• Exercise instructions
Restate every entry verbatim; drop the pictures.
◆ ◆ ◆
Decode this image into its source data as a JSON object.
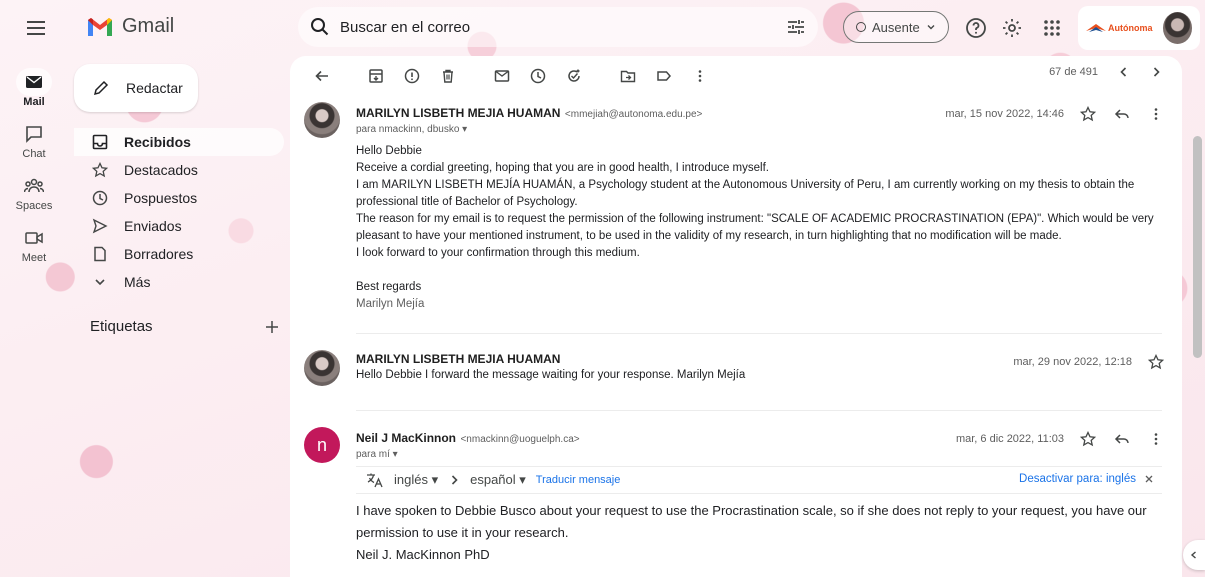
{
  "app": {
    "name": "Gmail"
  },
  "search": {
    "placeholder": "Buscar en el correo"
  },
  "status": {
    "label": "Ausente"
  },
  "account": {
    "org_label": "Autónoma"
  },
  "rail": [
    {
      "key": "mail",
      "label": "Mail"
    },
    {
      "key": "chat",
      "label": "Chat"
    },
    {
      "key": "spaces",
      "label": "Spaces"
    },
    {
      "key": "meet",
      "label": "Meet"
    }
  ],
  "compose": {
    "label": "Redactar"
  },
  "nav": [
    {
      "key": "inbox",
      "label": "Recibidos"
    },
    {
      "key": "starred",
      "label": "Destacados"
    },
    {
      "key": "snoozed",
      "label": "Pospuestos"
    },
    {
      "key": "sent",
      "label": "Enviados"
    },
    {
      "key": "drafts",
      "label": "Borradores"
    },
    {
      "key": "more",
      "label": "Más"
    }
  ],
  "labels": {
    "heading": "Etiquetas"
  },
  "pager": {
    "text": "67 de 491"
  },
  "messages": [
    {
      "sender": "MARILYN LISBETH MEJIA HUAMAN",
      "email": "<mmejiah@autonoma.edu.pe>",
      "to": "para nmackinn, dbusko",
      "date": "mar, 15 nov 2022, 14:46",
      "body": [
        "Hello Debbie",
        "Receive a cordial greeting, hoping that you are in good health, I introduce myself.",
        "I am MARILYN LISBETH MEJÍA HUAMÁN, a Psychology student at the Autonomous University of Peru, I am currently working on my thesis to obtain the professional title of Bachelor of Psychology.",
        "The reason for my email is to request the permission of the following instrument: \"SCALE OF ACADEMIC PROCRASTINATION (EPA)\". Which would be very pleasant to have your mentioned instrument, to be used in the validity of my research, in turn highlighting that no modification will be made.",
        "I look forward to your confirmation through this medium.",
        "",
        "Best regards",
        "Marilyn Mejía"
      ]
    },
    {
      "sender": "MARILYN LISBETH MEJIA HUAMAN",
      "date": "mar, 29 nov 2022, 12:18",
      "snippet": "Hello Debbie I forward the message waiting for your response. Marilyn Mejía"
    },
    {
      "sender": "Neil J MacKinnon",
      "email": "<nmackinn@uoguelph.ca>",
      "to": "para mí",
      "date": "mar, 6 dic 2022, 11:03",
      "avatar_letter": "n",
      "translate": {
        "from": "inglés",
        "to": "español",
        "action": "Traducir mensaje",
        "disable": "Desactivar para: inglés"
      },
      "body": [
        "I have spoken to Debbie Busco about your request to use the Procrastination scale, so if she does not reply to your request, you have our permission to use it in your research.",
        "Neil J. MacKinnon PhD"
      ]
    }
  ],
  "colors": {
    "accent": "#1a73e8",
    "avatar_n": "#c2185b"
  }
}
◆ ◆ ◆
• Solution
Decode this image into its source data as a JSON object.
{
  "app": {
    "name": "Gmail"
  },
  "search": {
    "placeholder": "Buscar en el correo"
  },
  "status": {
    "label": "Ausente"
  },
  "account": {
    "org_label": "Autónoma"
  },
  "rail": [
    {
      "key": "mail",
      "label": "Mail"
    },
    {
      "key": "chat",
      "label": "Chat"
    },
    {
      "key": "spaces",
      "label": "Spaces"
    },
    {
      "key": "meet",
      "label": "Meet"
    }
  ],
  "compose": {
    "label": "Redactar"
  },
  "nav": [
    {
      "key": "inbox",
      "label": "Recibidos"
    },
    {
      "key": "starred",
      "label": "Destacados"
    },
    {
      "key": "snoozed",
      "label": "Pospuestos"
    },
    {
      "key": "sent",
      "label": "Enviados"
    },
    {
      "key": "drafts",
      "label": "Borradores"
    },
    {
      "key": "more",
      "label": "Más"
    }
  ],
  "labels": {
    "heading": "Etiquetas"
  },
  "pager": {
    "text": "67 de 491"
  },
  "messages": [
    {
      "sender": "MARILYN LISBETH MEJIA HUAMAN",
      "email": "<mmejiah@autonoma.edu.pe>",
      "to": "para nmackinn, dbusko",
      "date": "mar, 15 nov 2022, 14:46",
      "body": [
        "Hello Debbie",
        "Receive a cordial greeting, hoping that you are in good health, I introduce myself.",
        "I am MARILYN LISBETH MEJÍA HUAMÁN, a Psychology student at the Autonomous University of Peru, I am currently working on my thesis to obtain the professional title of Bachelor of Psychology.",
        "The reason for my email is to request the permission of the following instrument: \"SCALE OF ACADEMIC PROCRASTINATION (EPA)\". Which would be very pleasant to have your mentioned instrument, to be used in the validity of my research, in turn highlighting that no modification will be made.",
        "I look forward to your confirmation through this medium.",
        "",
        "Best regards",
        "Marilyn Mejía"
      ]
    },
    {
      "sender": "MARILYN LISBETH MEJIA HUAMAN",
      "date": "mar, 29 nov 2022, 12:18",
      "snippet": "Hello Debbie I forward the message waiting for your response. Marilyn Mejía"
    },
    {
      "sender": "Neil J MacKinnon",
      "email": "<nmackinn@uoguelph.ca>",
      "to": "para mí",
      "date": "mar, 6 dic 2022, 11:03",
      "avatar_letter": "n",
      "translate": {
        "from": "inglés",
        "to": "español",
        "action": "Traducir mensaje",
        "disable": "Desactivar para: inglés"
      },
      "body": [
        "I have spoken to Debbie Busco about your request to use the Procrastination scale, so if she does not reply to your request, you have our permission to use it in your research.",
        "Neil J. MacKinnon PhD"
      ]
    }
  ],
  "colors": {
    "accent": "#1a73e8",
    "avatar_n": "#c2185b"
  }
}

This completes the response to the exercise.